»»

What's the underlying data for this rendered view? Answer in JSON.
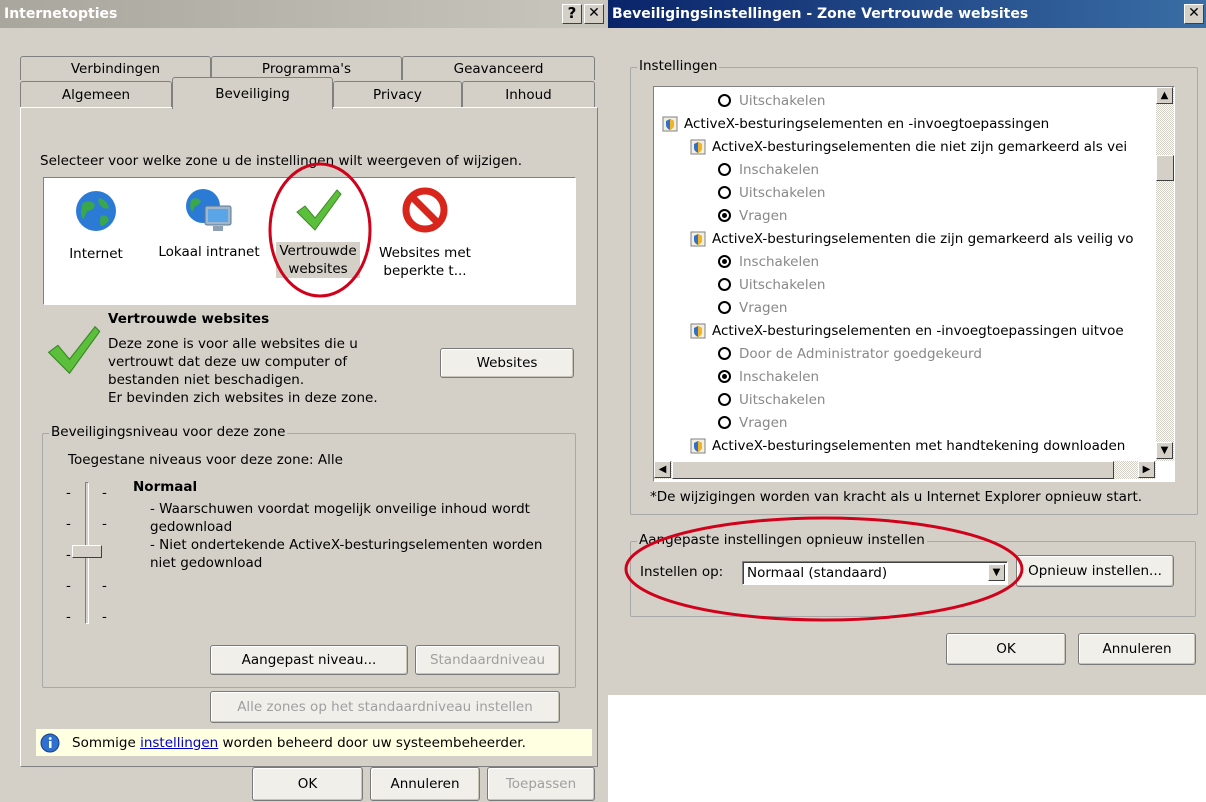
{
  "left": {
    "title": "Internetopties",
    "help_btn": "?",
    "close_btn": "✕",
    "tabs_back": [
      "Verbindingen",
      "Programma's",
      "Geavanceerd"
    ],
    "tabs_front": [
      "Algemeen",
      "Beveiliging",
      "Privacy",
      "Inhoud"
    ],
    "zone_prompt": "Selecteer voor welke zone u de instellingen wilt weergeven of wijzigen.",
    "zones": [
      {
        "line1": "Internet",
        "line2": ""
      },
      {
        "line1": "Lokaal intranet",
        "line2": ""
      },
      {
        "line1": "Vertrouwde",
        "line2": "websites"
      },
      {
        "line1": "Websites met",
        "line2": "beperkte t..."
      }
    ],
    "zone_heading": "Vertrouwde websites",
    "zone_desc": [
      "Deze zone is voor alle websites die u",
      "vertrouwt dat deze uw computer of",
      "bestanden niet beschadigen.",
      "Er bevinden zich websites in deze zone."
    ],
    "websites_btn": "Websites",
    "level_group": "Beveiligingsniveau voor deze zone",
    "allowed_levels": "Toegestane niveaus voor deze zone: Alle",
    "level_name": "Normaal",
    "level_points": [
      "- Waarschuwen voordat mogelijk onveilige inhoud wordt",
      "gedownload",
      "- Niet ondertekende ActiveX-besturingselementen worden",
      "niet gedownload"
    ],
    "slider_level": 3,
    "custom_level_btn": "Aangepast niveau...",
    "default_level_btn": "Standaardniveau",
    "all_zones_btn": "Alle zones op het standaardniveau instellen",
    "notice_pre": "Sommige ",
    "notice_link": "instellingen",
    "notice_post": " worden beheerd door uw systeembeheerder.",
    "ok_btn": "OK",
    "cancel_btn": "Annuleren",
    "apply_btn": "Toepassen"
  },
  "right": {
    "title": "Beveiligingsinstellingen - Zone Vertrouwde websites",
    "close_btn": "✕",
    "settings_group": "Instellingen",
    "tree": [
      {
        "type": "radio",
        "indent": 2,
        "checked": false,
        "text": "Uitschakelen"
      },
      {
        "type": "node",
        "indent": 0,
        "text": "ActiveX-besturingselementen en -invoegtoepassingen"
      },
      {
        "type": "node",
        "indent": 1,
        "text": "ActiveX-besturingselementen die niet zijn gemarkeerd als vei"
      },
      {
        "type": "radio",
        "indent": 2,
        "checked": false,
        "text": "Inschakelen"
      },
      {
        "type": "radio",
        "indent": 2,
        "checked": false,
        "text": "Uitschakelen"
      },
      {
        "type": "radio",
        "indent": 2,
        "checked": true,
        "text": "Vragen"
      },
      {
        "type": "node",
        "indent": 1,
        "text": "ActiveX-besturingselementen die zijn gemarkeerd als veilig vo"
      },
      {
        "type": "radio",
        "indent": 2,
        "checked": true,
        "text": "Inschakelen"
      },
      {
        "type": "radio",
        "indent": 2,
        "checked": false,
        "text": "Uitschakelen"
      },
      {
        "type": "radio",
        "indent": 2,
        "checked": false,
        "text": "Vragen"
      },
      {
        "type": "node",
        "indent": 1,
        "text": "ActiveX-besturingselementen en -invoegtoepassingen uitvoe"
      },
      {
        "type": "radio",
        "indent": 2,
        "checked": false,
        "text": "Door de Administrator goedgekeurd"
      },
      {
        "type": "radio",
        "indent": 2,
        "checked": true,
        "text": "Inschakelen"
      },
      {
        "type": "radio",
        "indent": 2,
        "checked": false,
        "text": "Uitschakelen"
      },
      {
        "type": "radio",
        "indent": 2,
        "checked": false,
        "text": "Vragen"
      },
      {
        "type": "node",
        "indent": 1,
        "text": "ActiveX-besturingselementen met handtekening downloaden"
      }
    ],
    "restart_note": "*De wijzigingen worden van kracht als u Internet Explorer opnieuw start.",
    "reset_group": "Aangepaste instellingen opnieuw instellen",
    "reset_label": "Instellen op:",
    "reset_value": "Normaal (standaard)",
    "reset_btn": "Opnieuw instellen...",
    "ok_btn": "OK",
    "cancel_btn": "Annuleren"
  },
  "colors": {
    "titlebar_inactive": "#b4b2a8",
    "titlebar_active": "#0a246a",
    "dialog_bg": "#d4d0c8",
    "highlight_ring": "#d0021b",
    "notice_bg": "#ffffe1",
    "link": "#0000cc"
  }
}
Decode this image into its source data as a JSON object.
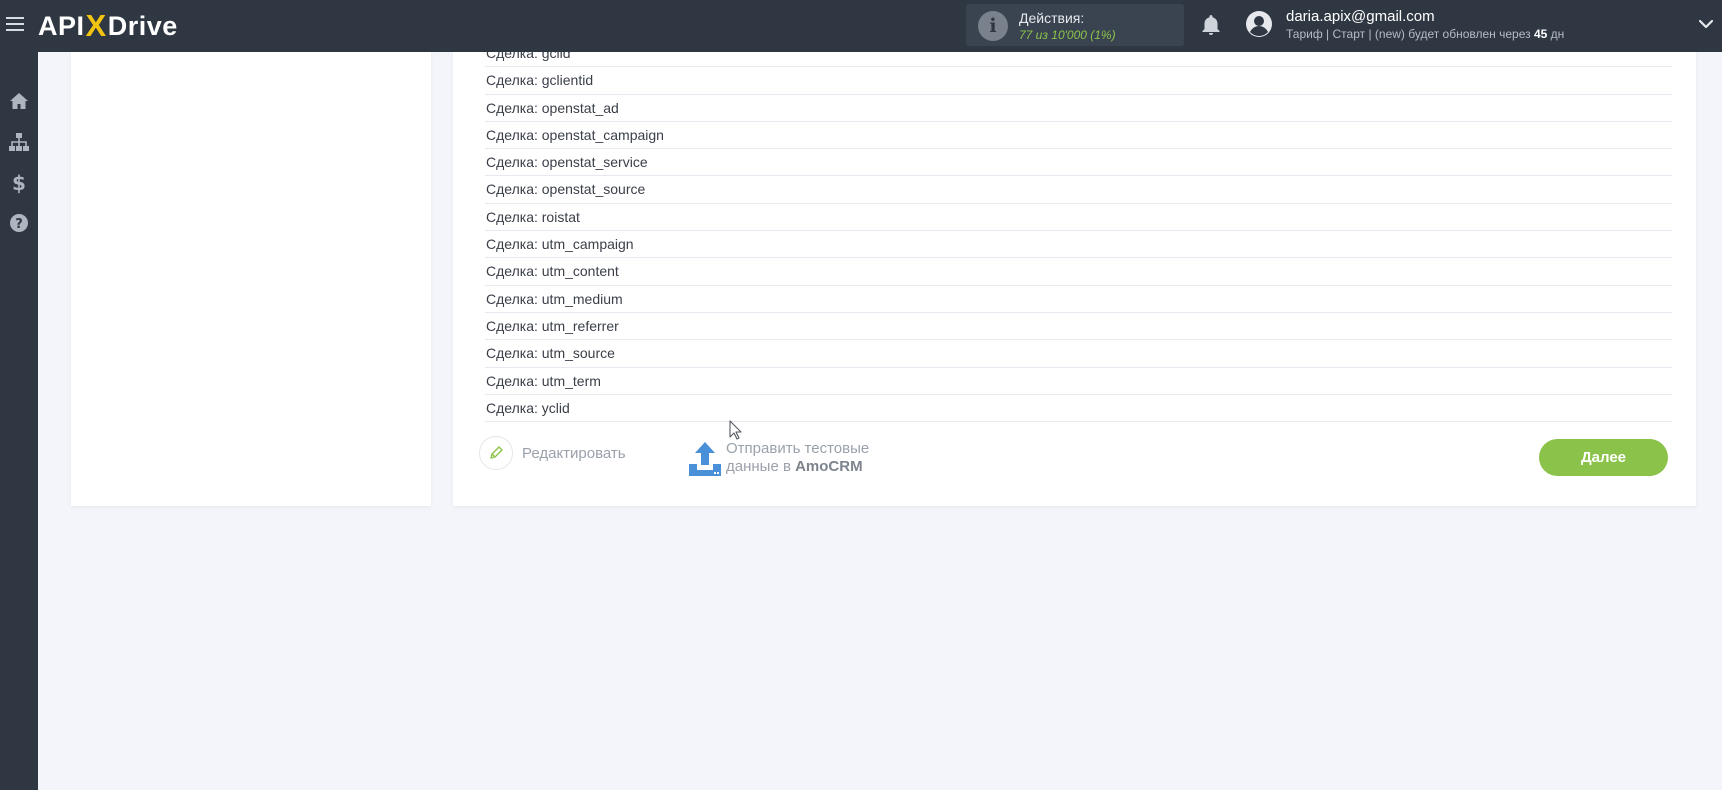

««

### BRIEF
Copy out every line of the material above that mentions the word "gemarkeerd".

### THE COMPLETED TASK
        "text": "ActiveX-besturingselementen die niet zijn gemarkeerd als vei"
        "text": "ActiveX-besturingselementen die zijn gemarkeerd als veilig vo"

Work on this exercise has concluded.